Last Wednesday, ACES of Fox Lane High School celebrated its annual Coffee House poetry and music event at 175 Railroad Road with guest slam poet, Zork. Lead ACES teacher Rhonda Doctor said, “This is the culminating act of the English unit,” and breathes life into art that usually dies somewhere between a student’s soul and the teacher’s grade book.
So the evening fit in nicely with the way Zork sees the world. Despite claiming in character to be, “the world’s most romantic man” and aspiring to someday being, “the poet laureate of cold cereal,” his message of self-expression as a means of liberation is a serious one.
Prior to becoming the boisterous onstage Zork without inhibition, he claims to have been the shyest person in the world – devoid of a social life. That is until he found writing by mistake.
Working as a film techie with Mac Computers, he took to the liking of a co-worker but lacked the ability to say it face to face. Instead, he sent an email as the only substitute open to such a shy man. Still lacking in the social graces, despite the positive response, he took an acting class to bolster his confidence.
That led him to poetry readings – even though he never wrote in rhyme or liked poetry. In fact, when first taking to the podium, he stuck to prose. “I don’t write poetry, I write emails,” he would tell the audience as he read from the contents of his inbox. But finally being able to express how he felt and then getting positive feedback, gave him the confidence he needed to really interact with others.
And the feeling was twice as nice when the adulation came from women, which apparently became a consistent occurrence. “Girls now ask me out at poetry readings,” he said with the relief and remembrance of past pain.

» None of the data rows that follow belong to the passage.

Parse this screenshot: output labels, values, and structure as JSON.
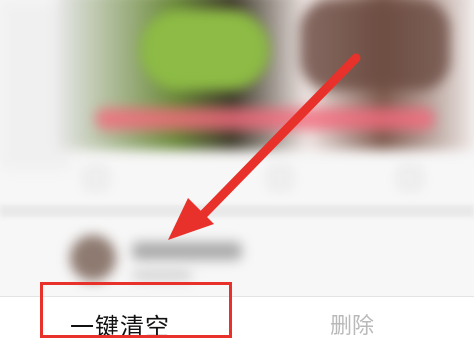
{
  "bottom_bar": {
    "clear_all_label": "一键清空",
    "delete_label": "删除"
  },
  "colors": {
    "annotation_red": "#e8312a",
    "delete_disabled": "#b9b9b9"
  }
}
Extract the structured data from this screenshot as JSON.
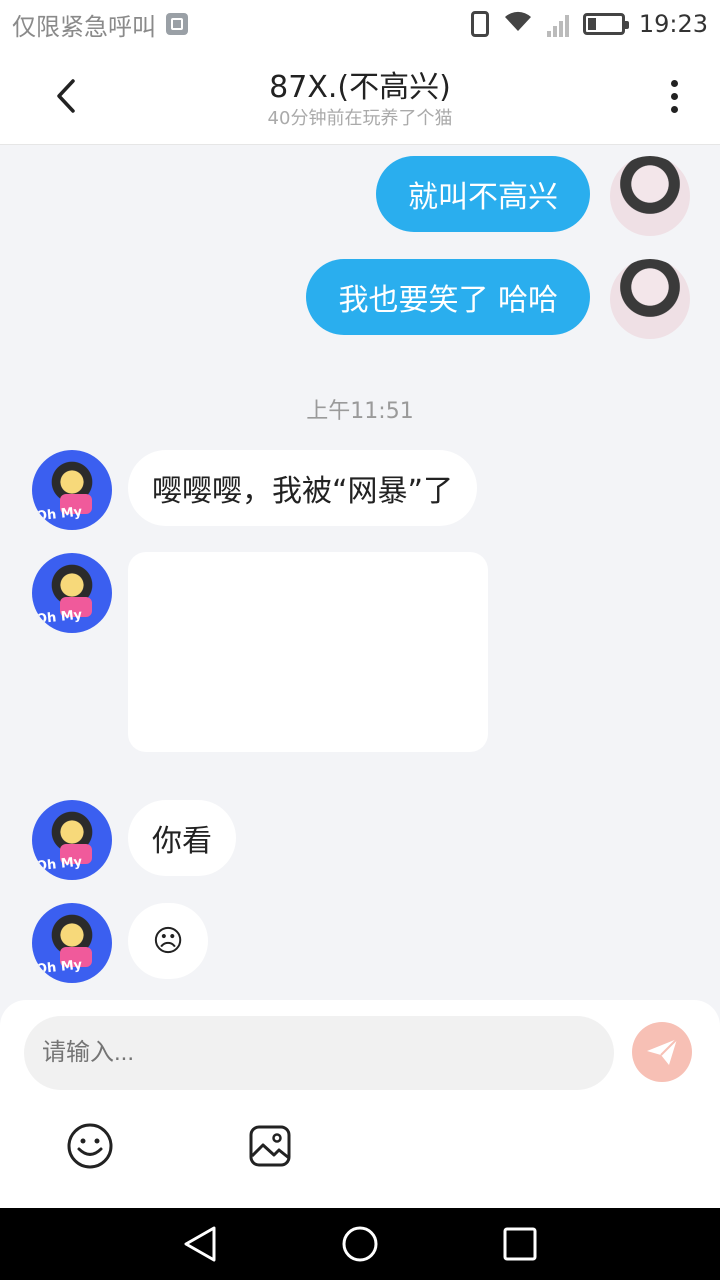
{
  "status_bar": {
    "carrier_text": "仅限紧急呼叫",
    "time": "19:23"
  },
  "header": {
    "title": "87X.(不高兴)",
    "subtitle": "40分钟前在玩养了个猫"
  },
  "messages": {
    "outgoing": [
      {
        "text": "就叫不高兴"
      },
      {
        "text": "我也要笑了 哈哈"
      }
    ],
    "timestamp": "上午11:51",
    "incoming": [
      {
        "text": "嘤嘤嘤，我被“网暴”了"
      },
      {
        "text": "你看"
      },
      {
        "text": "☹"
      }
    ],
    "avatar_text": "Oh My"
  },
  "input": {
    "placeholder": "请输入..."
  },
  "colors": {
    "outgoing_bubble": "#2aaeee",
    "send_button": "#f7c0b5",
    "background": "#f3f4f7"
  },
  "icons": {
    "back": "chevron-left-icon",
    "more": "more-vertical-icon",
    "send": "paper-plane-icon",
    "emoji": "smile-icon",
    "image": "image-icon"
  }
}
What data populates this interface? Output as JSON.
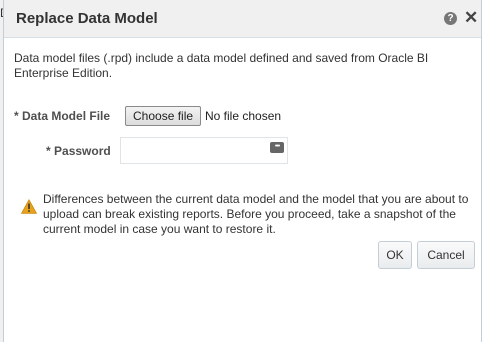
{
  "background_char": "D",
  "dialog": {
    "title": "Replace Data Model",
    "help_glyph": "?",
    "close_glyph": "✕",
    "intro": "Data model files (.rpd) include a data model defined and saved from Oracle BI Enterprise Edition.",
    "required_marker": "*",
    "file_field": {
      "label": "Data Model File",
      "button_label": "Choose file",
      "status": "No file chosen"
    },
    "password_field": {
      "label": "Password",
      "value": ""
    },
    "warning": {
      "icon": "warning-triangle-icon",
      "text": "Differences between the current data model and the model that you are about to upload can break existing reports. Before you proceed, take a snapshot of the current model in case you want to restore it."
    },
    "buttons": {
      "ok": "OK",
      "cancel": "Cancel"
    }
  },
  "colors": {
    "titlebar_bg": "#f0f0f0",
    "warning": "#e8a31d",
    "text": "#333333"
  }
}
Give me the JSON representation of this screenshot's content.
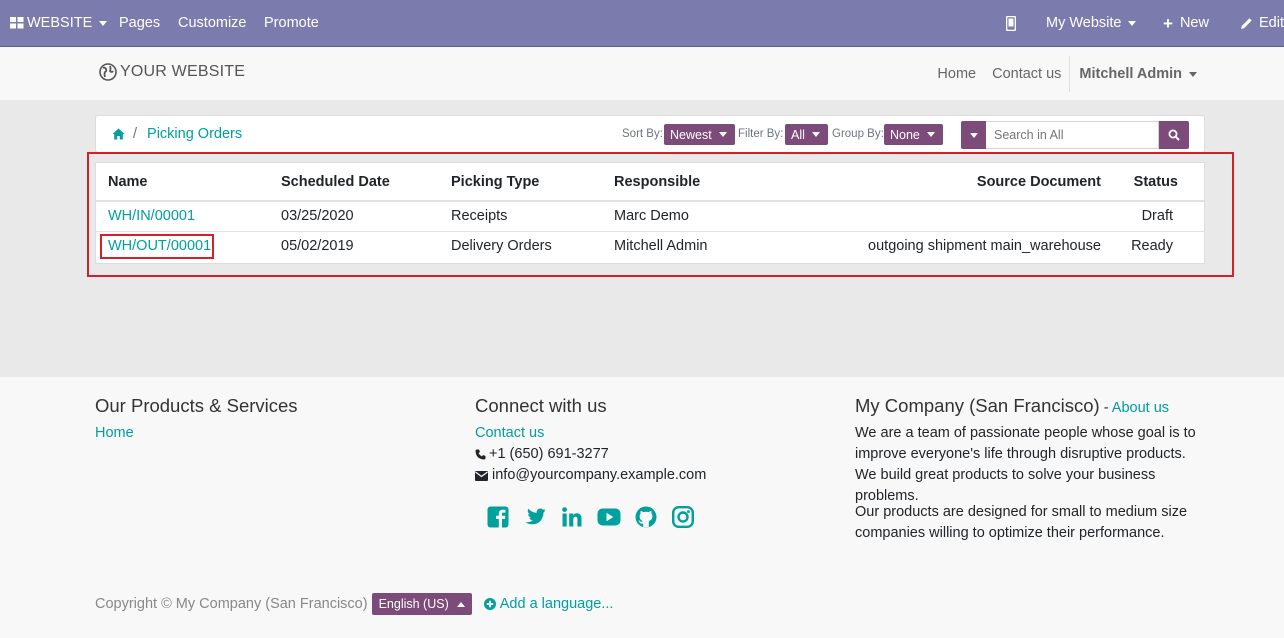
{
  "topbar": {
    "website": "WEBSITE",
    "pages": "Pages",
    "customize": "Customize",
    "promote": "Promote",
    "my_website": "My Website",
    "new": "New",
    "edit": "Edit"
  },
  "header": {
    "logo": "YOUR WEBSITE",
    "nav": [
      "Home",
      "Contact us"
    ],
    "user": "Mitchell Admin"
  },
  "controls": {
    "breadcrumb": "Picking Orders",
    "sort_label": "Sort By:",
    "sort_value": "Newest",
    "filter_label": "Filter By:",
    "filter_value": "All",
    "group_label": "Group By:",
    "group_value": "None",
    "search_placeholder": "Search in All"
  },
  "table": {
    "headers": [
      "Name",
      "Scheduled Date",
      "Picking Type",
      "Responsible",
      "Source Document",
      "Status"
    ],
    "rows": [
      {
        "name": "WH/IN/00001",
        "date": "03/25/2020",
        "type": "Receipts",
        "responsible": "Marc Demo",
        "source": "",
        "status": "Draft"
      },
      {
        "name": "WH/OUT/00001",
        "date": "05/02/2019",
        "type": "Delivery Orders",
        "responsible": "Mitchell Admin",
        "source": "outgoing shipment main_warehouse",
        "status": "Ready"
      }
    ]
  },
  "footer": {
    "col1_title": "Our Products & Services",
    "col1_link": "Home",
    "col2_title": "Connect with us",
    "col2_link": "Contact us",
    "phone": "+1 (650) 691-3277",
    "email": "info@yourcompany.example.com",
    "col3_title": "My Company (San Francisco)",
    "col3_dash": " - ",
    "col3_link": "About us",
    "para1": "We are a team of passionate people whose goal is to improve everyone's life through disruptive products. We build great products to solve your business problems.",
    "para2": "Our products are designed for small to medium size companies willing to optimize their performance.",
    "copyright": "Copyright © My Company (San Francisco)",
    "language": "English (US)",
    "add_language": "Add a language...",
    "social_icons": [
      "facebook-icon",
      "twitter-icon",
      "linkedin-icon",
      "youtube-icon",
      "github-icon",
      "instagram-icon"
    ]
  },
  "colors": {
    "topbar": "#7c7bad",
    "accent": "#00a09d",
    "button": "#7c4b7a",
    "highlight": "#d3202a"
  }
}
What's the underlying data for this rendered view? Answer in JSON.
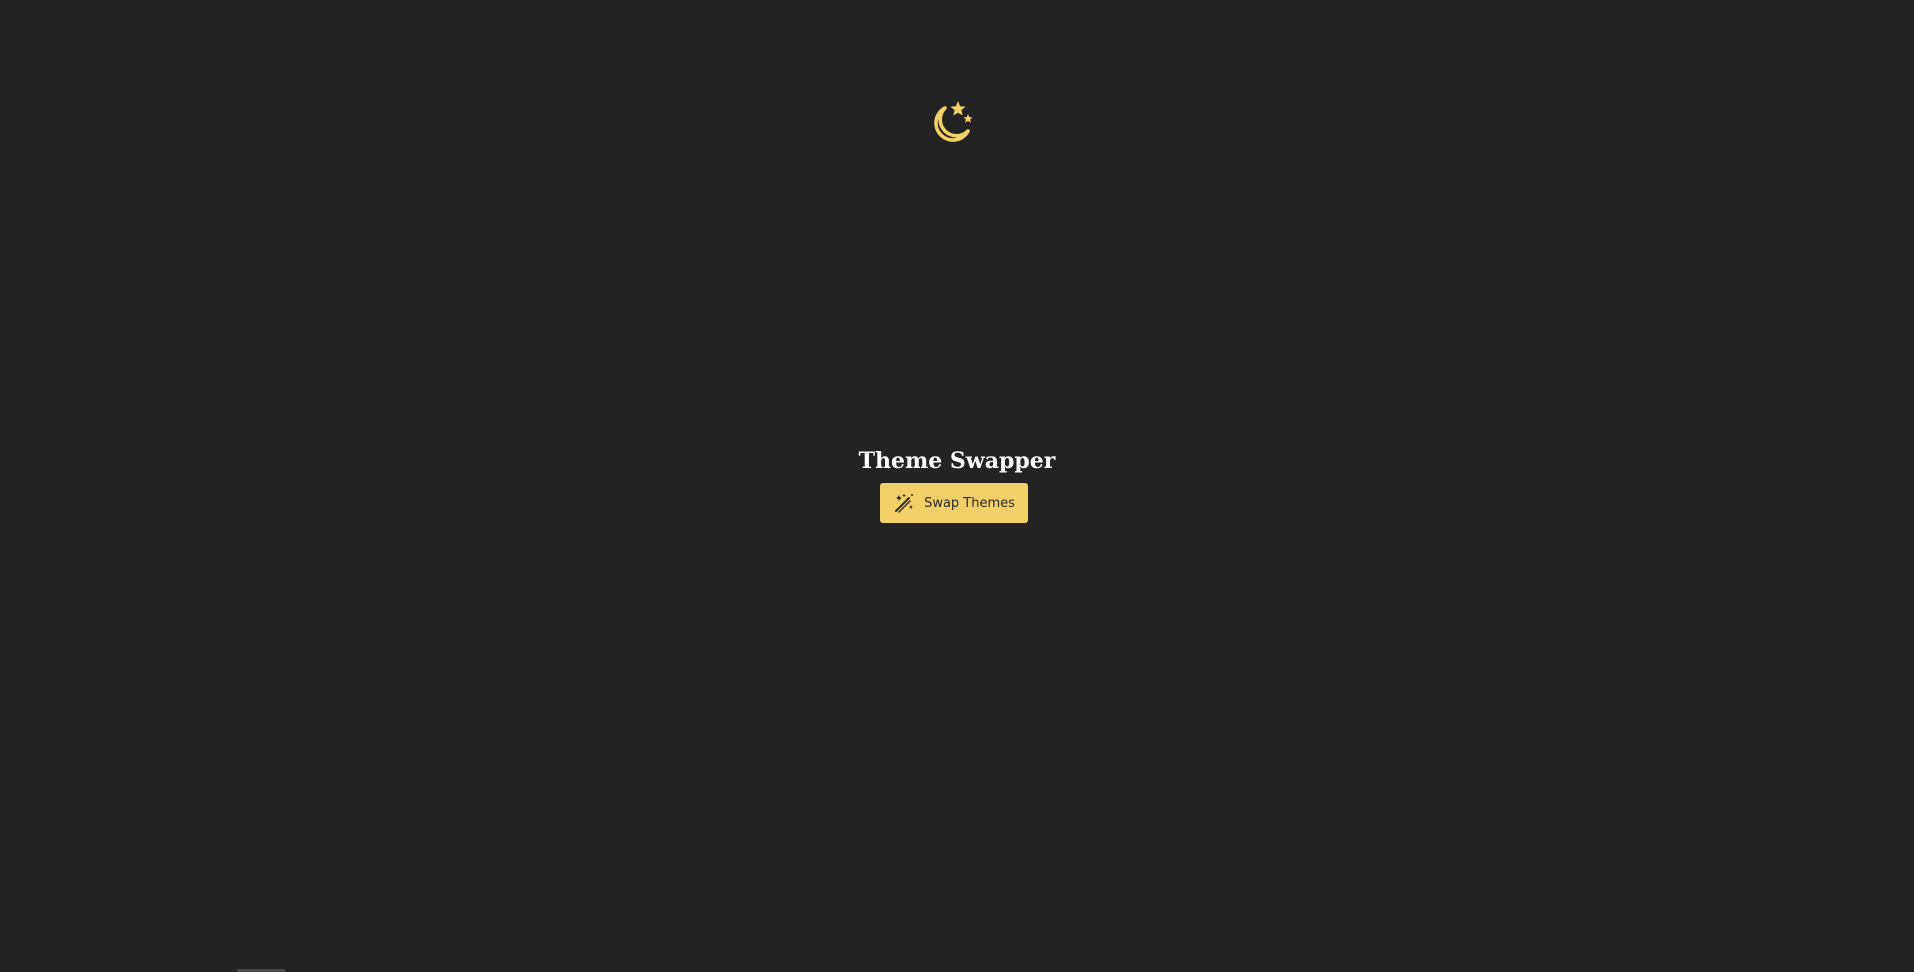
{
  "app": {
    "title": "Theme Swapper",
    "theme": "dark",
    "background_color": "#232323",
    "accent_color": "#f3d067",
    "title_color": "#ffffff"
  },
  "hero": {
    "icon": "moon-stars-icon"
  },
  "actions": {
    "swap_button": {
      "label": "Swap Themes",
      "icon": "wand-stars-icon"
    }
  }
}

For ACES students, it seems the path to that same place of confidence comes in a shorter period of time with a lot less duress. ACES graduate and University of Phoenix online student, Camille Stokhamer credits the ACES program as a life altering experience. Lacking in the social areas herself, she said, “I was very shy,” but now beams with confidence from the hands on learning style and friendships, she said, that will last a lifetime.
16 year old Sophomore Rachel Gershman has had a similar experience with ACES since she made the switch last year. Motivated by teachers and the different approach that is used, she says, “The school work has changed my view – I actually do it now.”
She even lets her parents in on what she’s up to – taking into account the normal parameters that will always separate teenagers from the rest of us. “I enjoyed English or I learned something today,” she’s happy to tell them.
ACES falls short on miracles too, but the dialogue that takes place is just fine for Rachel’s mother, Sara. “Now, she talks about school,” said Ms. Gershman. Still, more important for parents who’ve seen their children struggle in the traditional setting is the strong connection that develops with teachers. “There’s a tremendous amount of communication between staff and parents,” she said.
ACES also keeps it in the family by alleviating all the tension that comes with poor grades and unfinished homework. “It enabled us to relax in our family interactions because we’re not crazed about getting her homework done, says Sara Gershman.”
Better yet, with Rachel buying into the personal responsibility that ACES engenders in its students, she says, “There’s a lot less yelling and screaming these days,” and that has to be worth the price of the poetry.
Rich Monetti coverage of events at 175 Railroad Road with Rhonda Doctor, Zork, Camille Stokhamer, Rachel Gershman and Sara Gershman